START PROVIDED DATA
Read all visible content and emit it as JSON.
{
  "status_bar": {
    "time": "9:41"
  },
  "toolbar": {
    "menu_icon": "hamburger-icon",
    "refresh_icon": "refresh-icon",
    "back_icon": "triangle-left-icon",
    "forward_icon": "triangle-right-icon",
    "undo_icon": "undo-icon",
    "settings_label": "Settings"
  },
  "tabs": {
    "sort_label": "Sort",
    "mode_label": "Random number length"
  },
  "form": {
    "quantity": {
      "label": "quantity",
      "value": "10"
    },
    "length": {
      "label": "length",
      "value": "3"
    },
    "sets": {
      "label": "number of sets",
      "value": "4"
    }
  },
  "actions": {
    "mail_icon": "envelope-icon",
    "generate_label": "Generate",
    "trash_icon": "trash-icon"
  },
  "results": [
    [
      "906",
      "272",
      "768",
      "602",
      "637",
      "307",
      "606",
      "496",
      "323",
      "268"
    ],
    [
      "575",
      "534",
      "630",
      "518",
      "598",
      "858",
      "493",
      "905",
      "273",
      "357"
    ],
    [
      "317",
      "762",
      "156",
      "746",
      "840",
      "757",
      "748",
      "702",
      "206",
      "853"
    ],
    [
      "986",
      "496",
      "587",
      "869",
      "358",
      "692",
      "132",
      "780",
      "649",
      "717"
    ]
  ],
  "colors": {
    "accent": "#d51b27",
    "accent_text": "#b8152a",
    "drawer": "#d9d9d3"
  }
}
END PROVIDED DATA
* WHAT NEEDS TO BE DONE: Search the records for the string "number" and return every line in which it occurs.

* TASK RESPONSE:
    "mode_label": "Random number length"
      "label": "number of sets",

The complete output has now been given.